Mike’s Place at Barton Creek Cave
Canoe through the Barton Creek Cave — with the help of spotlights and a guide — to learn about the ancient Mayans who once lived here, and then enjoy a traditional Belizean meal of rice, beans and chicken with the owner, Mike. Bartoncreekcave.com
 
Xunantunich Ruins
The ancient Xunantunich Mayan temples and plazasare a 10-minute drive from Ka’ana Resort, or a six-hour horseback-riding exploration through the tropical jungle and farmland (includes lunch). Kaanabelize.com
 
Searious Adventures
From the Victoria House pier or in town in Ambergris Caye, Searious Adventures specializes in finding the perfect spot to snorkel with ocean friends (green turtles, nurse sharks and stingrays) via catamaran. And they make a mean rum punch. Seariousadventures.com
 

Eat
Mayan Cooking Class
At Ka’ana Resort, sign up to learn how to cook authentic Mayan dishes — traditional corn tamales stuffed with achiote chicken and Mayan Dukunu (spicy pork sausage) — from a local Belizean chef. Kaanabelize.com  

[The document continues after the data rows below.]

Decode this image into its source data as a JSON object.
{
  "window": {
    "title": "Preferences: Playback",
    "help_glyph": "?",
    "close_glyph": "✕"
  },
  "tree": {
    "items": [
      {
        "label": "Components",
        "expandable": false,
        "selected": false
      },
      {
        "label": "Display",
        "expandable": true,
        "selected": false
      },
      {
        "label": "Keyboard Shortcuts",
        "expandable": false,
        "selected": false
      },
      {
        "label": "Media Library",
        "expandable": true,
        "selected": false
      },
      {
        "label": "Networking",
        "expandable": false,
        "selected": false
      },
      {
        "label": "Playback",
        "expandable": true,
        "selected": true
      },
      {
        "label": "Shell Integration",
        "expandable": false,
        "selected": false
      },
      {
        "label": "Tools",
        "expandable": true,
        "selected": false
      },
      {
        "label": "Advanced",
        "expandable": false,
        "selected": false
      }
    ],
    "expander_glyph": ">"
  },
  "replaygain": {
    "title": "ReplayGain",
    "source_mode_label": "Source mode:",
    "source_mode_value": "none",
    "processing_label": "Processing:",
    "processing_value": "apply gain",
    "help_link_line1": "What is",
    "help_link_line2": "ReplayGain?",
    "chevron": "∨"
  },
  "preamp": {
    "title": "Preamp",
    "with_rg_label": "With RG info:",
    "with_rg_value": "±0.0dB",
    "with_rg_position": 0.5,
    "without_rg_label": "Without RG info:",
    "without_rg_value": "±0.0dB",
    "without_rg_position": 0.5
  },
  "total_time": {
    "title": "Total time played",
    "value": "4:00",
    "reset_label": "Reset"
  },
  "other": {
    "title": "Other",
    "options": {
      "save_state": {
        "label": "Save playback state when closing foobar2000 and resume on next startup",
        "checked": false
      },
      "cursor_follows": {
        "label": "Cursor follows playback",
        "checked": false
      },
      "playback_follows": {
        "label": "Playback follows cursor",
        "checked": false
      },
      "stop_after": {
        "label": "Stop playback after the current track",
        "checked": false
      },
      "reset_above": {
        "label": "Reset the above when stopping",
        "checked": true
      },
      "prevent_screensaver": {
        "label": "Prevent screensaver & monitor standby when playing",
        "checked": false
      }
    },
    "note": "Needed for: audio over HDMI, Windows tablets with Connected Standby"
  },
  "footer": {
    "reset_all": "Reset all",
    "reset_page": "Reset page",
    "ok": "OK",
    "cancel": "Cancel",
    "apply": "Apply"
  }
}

Rainbow Grill & Bar
Located on the island shore of Caye Caulker, this bright-blue beach shack serves mainland favorites like burgers and fries and fresh seafood — everything jerk and Cajun will make you sweat. Rainbowhotel-cayecaulker.com
 
For more information on Belize, visit travelbelize.org

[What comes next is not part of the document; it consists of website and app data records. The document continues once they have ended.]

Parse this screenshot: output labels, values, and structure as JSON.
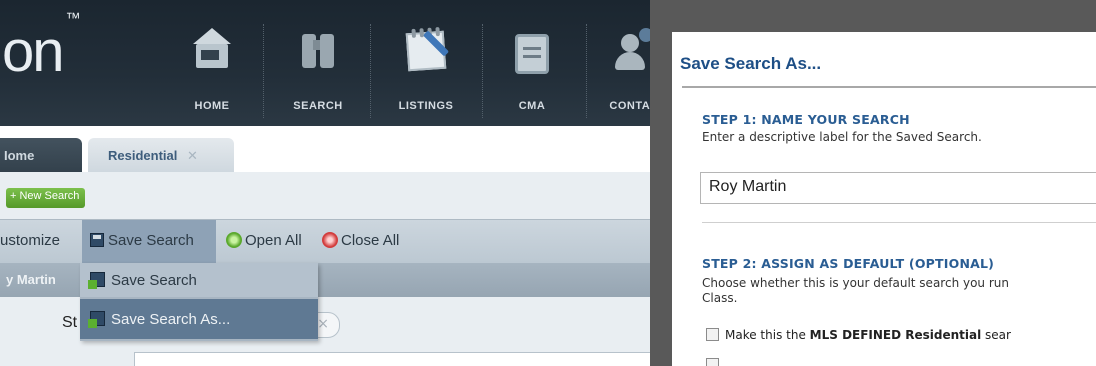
{
  "header": {
    "logo_text": "on",
    "logo_mark": "™",
    "nav": [
      {
        "label": "HOME",
        "icon": "home-icon"
      },
      {
        "label": "SEARCH",
        "icon": "binoculars-icon"
      },
      {
        "label": "LISTINGS",
        "icon": "listings-notepad-icon"
      },
      {
        "label": "CMA",
        "icon": "clipboard-icon"
      },
      {
        "label": "CONTAC",
        "icon": "contacts-icon"
      }
    ]
  },
  "tabs": [
    {
      "label": "Iome"
    },
    {
      "label": "Residential",
      "close": "✕"
    }
  ],
  "workspace": {
    "new_search": "+ New Search",
    "toolbar": {
      "customize": "ustomize",
      "save_search": "Save Search",
      "open_all": "Open All",
      "close_all": "Close All"
    },
    "search_label": "y Martin",
    "field_label": "St",
    "chip_close": "×"
  },
  "dropdown": {
    "items": [
      {
        "label": "Save Search"
      },
      {
        "label": "Save Search As..."
      }
    ]
  },
  "modal": {
    "title": "Save Search As...",
    "step1": {
      "heading": "STEP 1:  NAME YOUR SEARCH",
      "description": "Enter a descriptive label for the Saved Search.",
      "input_value": "Roy Martin"
    },
    "step2": {
      "heading": "STEP 2:  ASSIGN AS DEFAULT (OPTIONAL)",
      "description_line1": "Choose whether this is your default search you run",
      "description_line2": "Class.",
      "checkbox1_prefix": "Make this the ",
      "checkbox1_bold": "MLS DEFINED Residential",
      "checkbox1_suffix": " sear"
    }
  }
}
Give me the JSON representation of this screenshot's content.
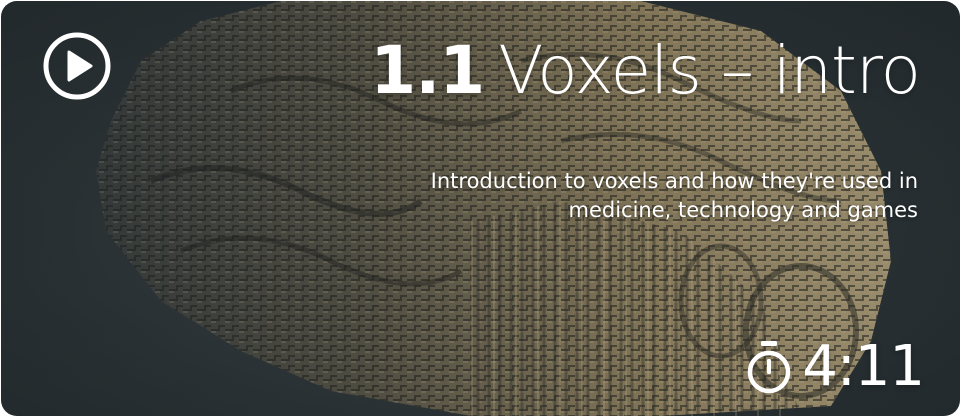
{
  "card": {
    "title_number": "1.1",
    "title_text": "Voxels – intro",
    "subtitle": "Introduction to voxels and how they're used in medicine, technology and games",
    "duration": "4:11",
    "icons": {
      "play": "play-circle-icon",
      "timer": "stopwatch-icon"
    },
    "colors": {
      "text": "#ffffff",
      "background": "#2b3336",
      "voxel_light": "#b5a27a",
      "voxel_dark": "#3b3a30"
    }
  }
}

Special thanks to all those who made the 14th Annual Road -Warrior shoot possible:

 
American Airlines AAdvantage, Belize Tourism and Ka’ana Resort for lodging, meals and tours to the Barton Creek Cave and Mayan ruins; Victoria House resort for lodging and meals; Searious Adventures for the snorkeling catamaran tour; Tropic Air for island transportation; Travellers rum for specialty mixed drinks; Belikin beer; and ginnybakes cookies. For prizes, TAG Heuer for gifting winners with Aquaracer 300 M Calibre 5 automatic movement with ceramic bezel for men and Aquaracer Lady 300m dial with 11 top Wesselton diamonds for women; Avis for providing Rental Rewards Days; Bose for the QuietComfort 25 Acoustic Noise Cancelling headphones and SoundTouch 20 Wi-Fi music system; Rodd & Gunn for the outfits and swimwear for the men; and Everything But Water for the swimwear and accessories for the women.